### [What the exercise asks]
Only lines with the string "birthday" are wanted. Pull them out of the data.

***** Supplied data *****

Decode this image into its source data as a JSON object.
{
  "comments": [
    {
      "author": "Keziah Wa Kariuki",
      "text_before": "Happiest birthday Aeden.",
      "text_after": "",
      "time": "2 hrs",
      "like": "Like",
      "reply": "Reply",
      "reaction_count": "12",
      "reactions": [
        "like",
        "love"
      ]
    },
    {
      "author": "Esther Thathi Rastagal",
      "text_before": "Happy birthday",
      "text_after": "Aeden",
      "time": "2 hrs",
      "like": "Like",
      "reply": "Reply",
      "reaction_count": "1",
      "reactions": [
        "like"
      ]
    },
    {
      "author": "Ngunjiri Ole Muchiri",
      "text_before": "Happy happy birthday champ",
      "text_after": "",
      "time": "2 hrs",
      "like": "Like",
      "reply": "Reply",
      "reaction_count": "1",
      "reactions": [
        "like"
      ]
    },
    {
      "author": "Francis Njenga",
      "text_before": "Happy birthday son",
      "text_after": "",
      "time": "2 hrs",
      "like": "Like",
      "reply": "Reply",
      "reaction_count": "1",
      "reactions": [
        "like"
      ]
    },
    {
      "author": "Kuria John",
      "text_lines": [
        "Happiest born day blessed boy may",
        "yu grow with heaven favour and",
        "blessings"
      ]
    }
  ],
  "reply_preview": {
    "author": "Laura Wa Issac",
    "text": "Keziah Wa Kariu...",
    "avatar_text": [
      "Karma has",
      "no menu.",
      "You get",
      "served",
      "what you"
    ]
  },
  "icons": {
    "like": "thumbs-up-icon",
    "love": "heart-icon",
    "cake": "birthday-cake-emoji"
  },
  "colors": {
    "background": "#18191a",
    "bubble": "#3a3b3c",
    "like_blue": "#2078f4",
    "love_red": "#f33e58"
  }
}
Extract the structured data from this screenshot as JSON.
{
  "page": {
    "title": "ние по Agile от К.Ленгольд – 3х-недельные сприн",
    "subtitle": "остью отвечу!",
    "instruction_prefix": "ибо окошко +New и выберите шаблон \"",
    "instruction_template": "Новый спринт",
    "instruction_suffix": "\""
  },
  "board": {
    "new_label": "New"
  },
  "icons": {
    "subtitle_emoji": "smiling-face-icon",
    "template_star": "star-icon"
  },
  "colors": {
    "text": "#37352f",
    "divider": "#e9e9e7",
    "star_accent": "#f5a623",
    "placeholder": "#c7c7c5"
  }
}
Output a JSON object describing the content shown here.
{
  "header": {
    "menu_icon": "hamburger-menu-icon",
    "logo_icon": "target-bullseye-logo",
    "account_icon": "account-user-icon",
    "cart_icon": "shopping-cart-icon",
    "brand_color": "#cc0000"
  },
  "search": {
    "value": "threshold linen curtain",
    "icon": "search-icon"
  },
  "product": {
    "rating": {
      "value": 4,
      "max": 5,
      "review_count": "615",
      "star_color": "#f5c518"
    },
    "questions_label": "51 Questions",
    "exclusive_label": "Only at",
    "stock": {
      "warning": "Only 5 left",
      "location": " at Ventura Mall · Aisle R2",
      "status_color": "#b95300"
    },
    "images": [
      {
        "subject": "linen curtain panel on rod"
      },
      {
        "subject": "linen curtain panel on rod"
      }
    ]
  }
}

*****

### [Answer to this problem]
      "text_before": "Happiest birthday Aeden.",
      "text_before": "Happy birthday",
      "text_before": "Happy happy birthday champ",
      "text_before": "Happy birthday son",
    "cake": "birthday-cake-emoji"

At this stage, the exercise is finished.